Content starts

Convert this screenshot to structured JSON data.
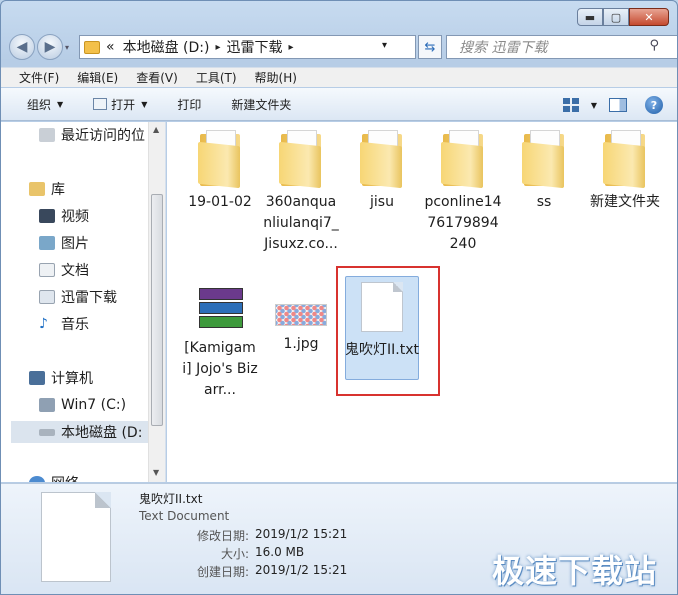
{
  "window": {
    "minimize": "▬",
    "maximize": "▢",
    "close": "✕"
  },
  "address": {
    "prefix": "«",
    "segments": [
      "本地磁盘 (D:)",
      "迅雷下载"
    ],
    "sep": "▸",
    "dropdown": "▾"
  },
  "search": {
    "placeholder": "搜索 迅雷下载",
    "icon": "search-icon"
  },
  "menu": [
    "文件(F)",
    "编辑(E)",
    "查看(V)",
    "工具(T)",
    "帮助(H)"
  ],
  "toolbar": {
    "organize": "组织",
    "open": "打开",
    "print": "打印",
    "new_folder": "新建文件夹",
    "help": "?"
  },
  "nav": {
    "recent": "最近访问的位",
    "library": "库",
    "videos": "视频",
    "pictures": "图片",
    "documents": "文档",
    "thunder": "迅雷下载",
    "music": "音乐",
    "computer": "计算机",
    "win7": "Win7 (C:)",
    "local_d": "本地磁盘 (D:",
    "network": "网络"
  },
  "files": [
    {
      "name": "19-01-02",
      "type": "folder"
    },
    {
      "name": "360anquanliulanqi7_Jisuxz.co...",
      "type": "folder"
    },
    {
      "name": "jisu",
      "type": "folder"
    },
    {
      "name": "pconline1476179894240",
      "type": "folder"
    },
    {
      "name": "ss",
      "type": "folder"
    },
    {
      "name": "新建文件夹",
      "type": "folder"
    },
    {
      "name": "[Kamigami] Jojo's Bizarr...",
      "type": "rar"
    },
    {
      "name": "1.jpg",
      "type": "image"
    },
    {
      "name": "鬼吹灯II.txt",
      "type": "text",
      "selected": true
    }
  ],
  "details": {
    "name": "鬼吹灯II.txt",
    "type": "Text Document",
    "modified_label": "修改日期:",
    "modified": "2019/1/2 15:21",
    "size_label": "大小:",
    "size": "16.0 MB",
    "created_label": "创建日期:",
    "created": "2019/1/2 15:21"
  },
  "watermark": "极速下载站"
}
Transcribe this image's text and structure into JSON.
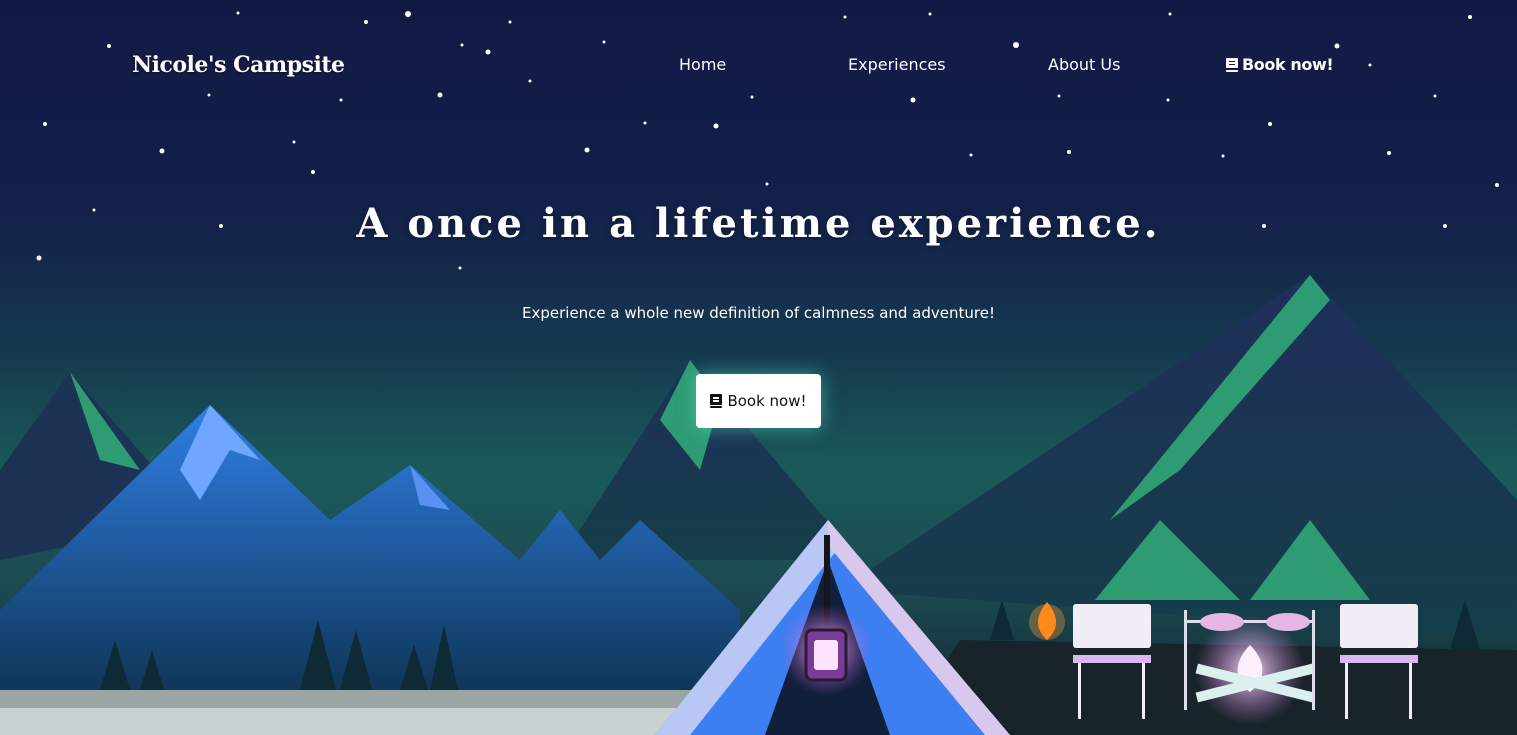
{
  "brand": {
    "name": "Nicole's Campsite"
  },
  "nav": {
    "items": [
      {
        "label": "Home"
      },
      {
        "label": "Experiences"
      },
      {
        "label": "About Us"
      }
    ],
    "book": {
      "label": "Book now!",
      "icon": "book-icon"
    }
  },
  "hero": {
    "title": "A once in a lifetime experience.",
    "subtitle": "Experience a whole new definition of calmness and adventure!",
    "cta": {
      "label": "Book now!",
      "icon": "book-icon"
    }
  },
  "colors": {
    "sky_top": "#121a44",
    "mountain_green": "#2e8f6a",
    "mountain_blue": "#2a6fd6",
    "tent_blue": "#3d7ff0",
    "cta_bg": "#ffffff"
  }
}
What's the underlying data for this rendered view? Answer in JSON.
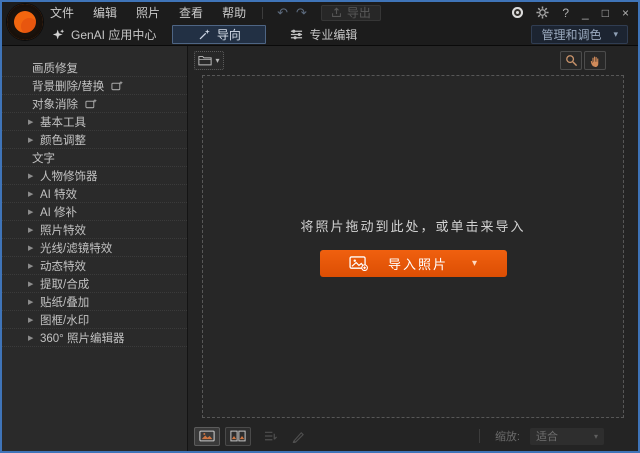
{
  "titlebar": {
    "menus": [
      "文件",
      "编辑",
      "照片",
      "查看",
      "帮助"
    ],
    "export_label": "导出"
  },
  "nav": {
    "genai_label": "GenAI 应用中心",
    "guided_label": "导向",
    "pro_edit_label": "专业编辑",
    "manage_label": "管理和调色"
  },
  "sidebar": {
    "items": [
      {
        "label": "画质修复"
      },
      {
        "label": "背景删除/替换"
      },
      {
        "label": "对象消除"
      },
      {
        "label": "基本工具"
      },
      {
        "label": "颜色调整"
      },
      {
        "label": "文字"
      },
      {
        "label": "人物修饰器"
      },
      {
        "label": "AI 特效"
      },
      {
        "label": "AI 修补"
      },
      {
        "label": "照片特效"
      },
      {
        "label": "光线/滤镜特效"
      },
      {
        "label": "动态特效"
      },
      {
        "label": "提取/合成"
      },
      {
        "label": "贴纸/叠加"
      },
      {
        "label": "图框/水印"
      },
      {
        "label": "360° 照片编辑器"
      }
    ]
  },
  "canvas": {
    "drop_hint": "将照片拖动到此处，或单击来导入",
    "import_label": "导入照片"
  },
  "statusbar": {
    "zoom_label": "缩放:",
    "zoom_value": "适合"
  },
  "icons": {
    "expander": "▶",
    "chevron_down": "▾",
    "undo": "↶",
    "redo": "↷",
    "help": "?",
    "minimize": "_",
    "maximize": "□",
    "close": "×"
  },
  "colors": {
    "accent_orange": "#e8560e",
    "selected_nav_bg": "#223044",
    "window_border": "#3f74b8"
  }
}
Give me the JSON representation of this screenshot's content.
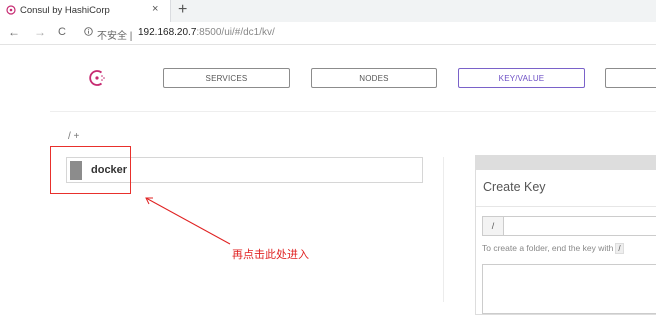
{
  "browser": {
    "tab_title": "Consul by HashiCorp",
    "tab_close": "×",
    "new_tab": "+",
    "back": "←",
    "forward": "→",
    "reload": "C",
    "insecure_label": "不安全 |",
    "url_host": "192.168.20.7",
    "url_rest": ":8500/ui/#/dc1/kv/"
  },
  "nav": {
    "services": "SERVICES",
    "nodes": "NODES",
    "keyvalue": "KEY/VALUE",
    "active": "keyvalue"
  },
  "kv": {
    "breadcrumb": "/ +",
    "items": [
      {
        "name": "docker"
      }
    ]
  },
  "annotation": {
    "text": "再点击此处进入",
    "color": "#e02222"
  },
  "create_key": {
    "title": "Create Key",
    "prefix": "/",
    "key_value": "",
    "help_text": "To create a folder, end the key with",
    "help_code": "/"
  },
  "colors": {
    "accent": "#6d4fc5",
    "highlight": "#e8302c"
  }
}
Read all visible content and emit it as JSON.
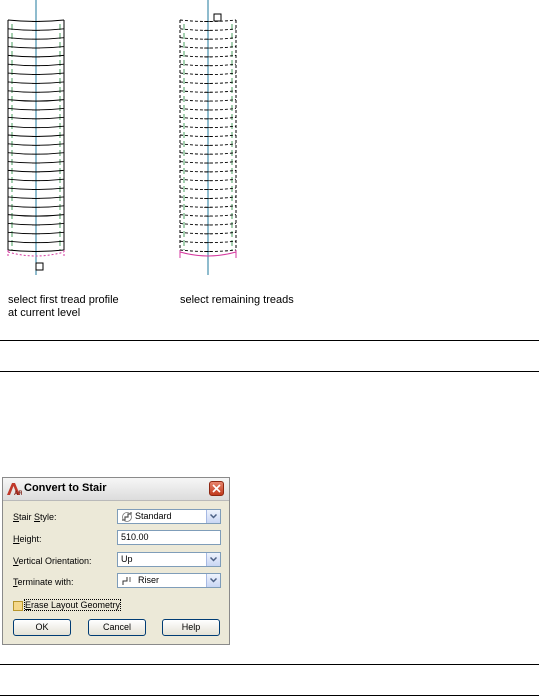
{
  "captions": {
    "left": [
      "select first tread profile",
      "at current level"
    ],
    "right": "select remaining treads"
  },
  "dialog": {
    "title": "Convert to Stair",
    "logo_text": "AR",
    "fields": [
      {
        "label_access": "S",
        "label_rest": "tair ",
        "label_second_access": "S",
        "label_tail": "tyle:",
        "value": "Standard",
        "icon": "stair-style-icon"
      },
      {
        "label_access": "H",
        "label_rest": "eight:",
        "value": "510.00"
      },
      {
        "label_access": "V",
        "label_rest": "ertical Orientation:",
        "value": "Up"
      },
      {
        "label_access": "T",
        "label_rest": "erminate with:",
        "value": "Riser",
        "icon": "riser-icon"
      }
    ],
    "checkbox": {
      "access": "E",
      "rest": "rase Layout Geometry",
      "checked": false
    },
    "buttons": {
      "ok": "OK",
      "cancel": "Cancel",
      "help": "Help"
    }
  },
  "colors": {
    "tread_line": "#000000",
    "axis": "#1f7a9c",
    "highlight": "#d63aa0",
    "riser": "#1f8a3a",
    "dialog_bg": "#ece9d8"
  }
}
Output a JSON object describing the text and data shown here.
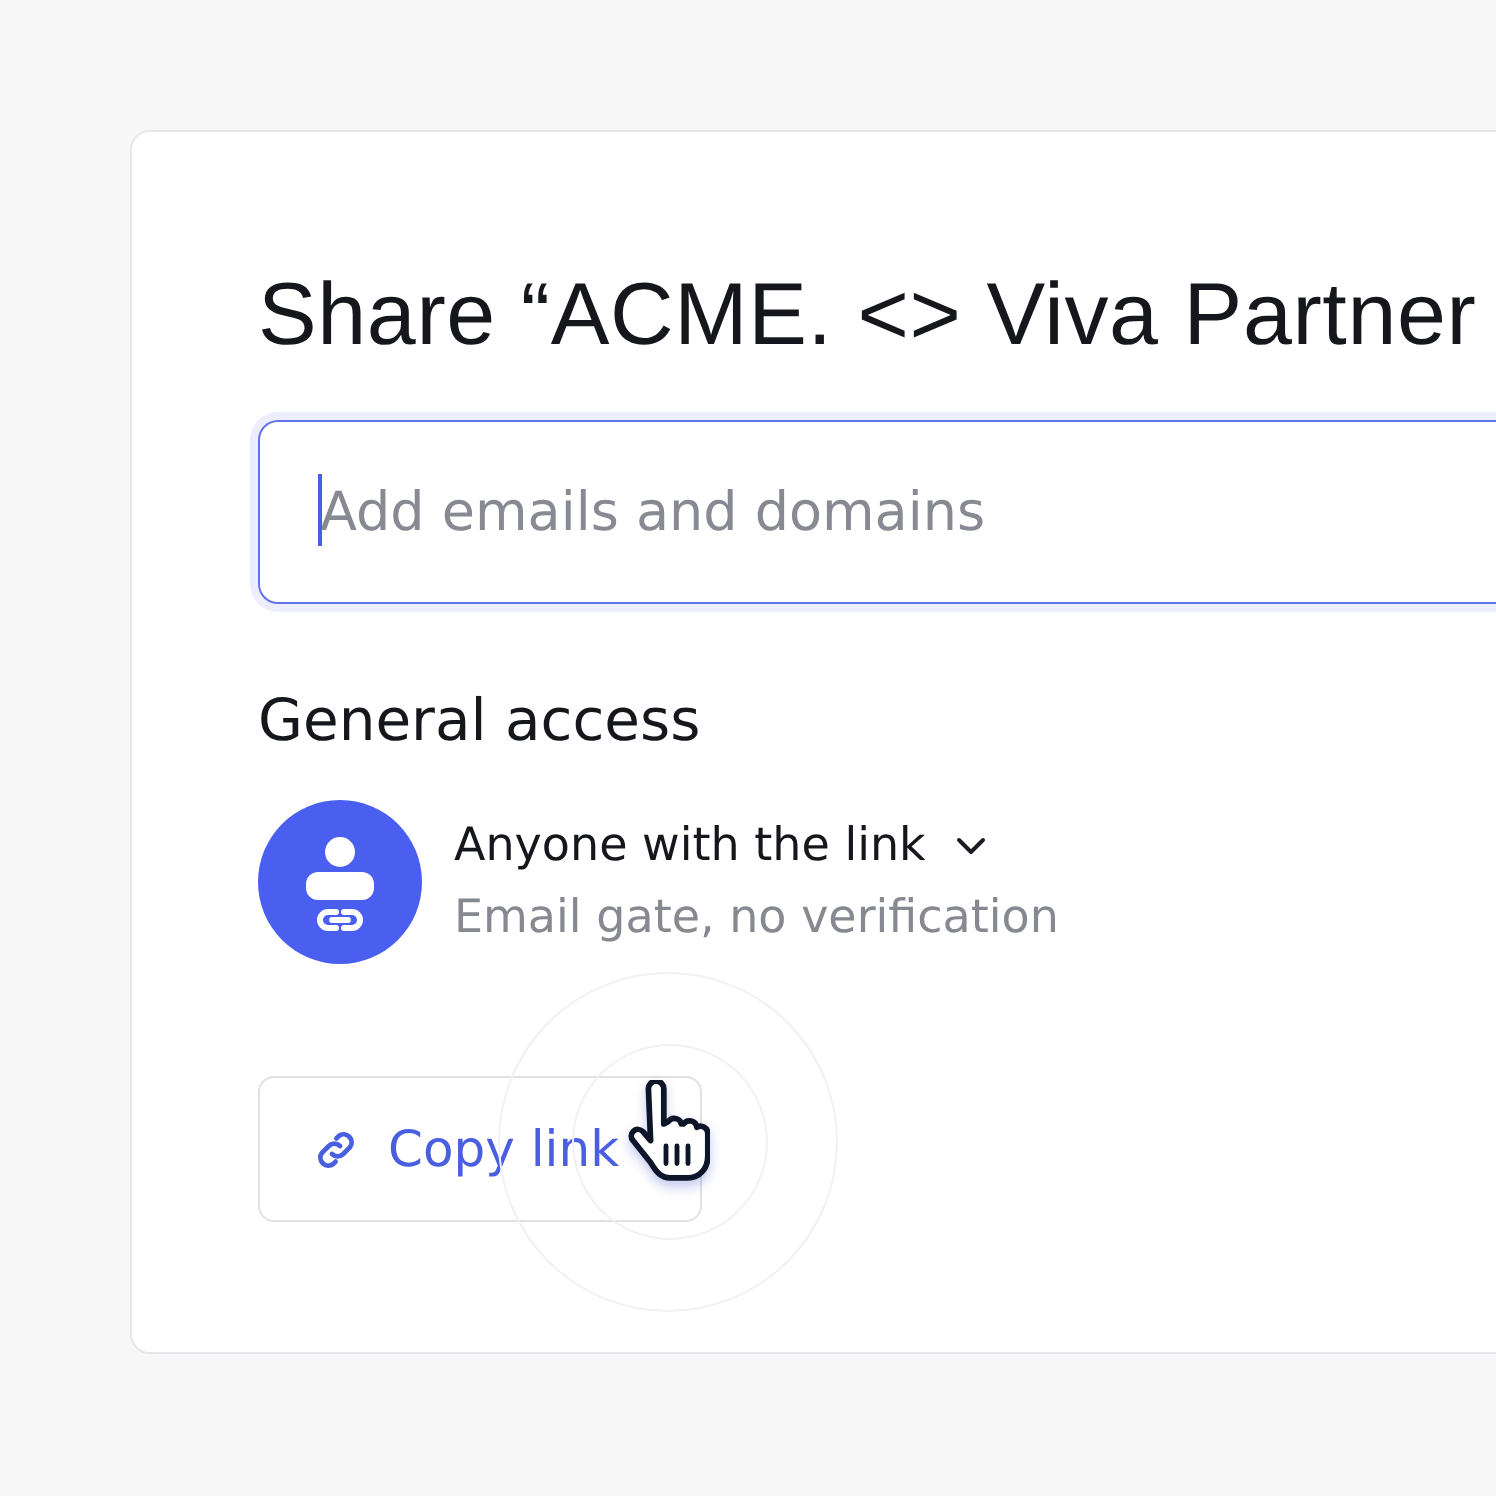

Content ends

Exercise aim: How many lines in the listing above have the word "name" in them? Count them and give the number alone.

Written response: 12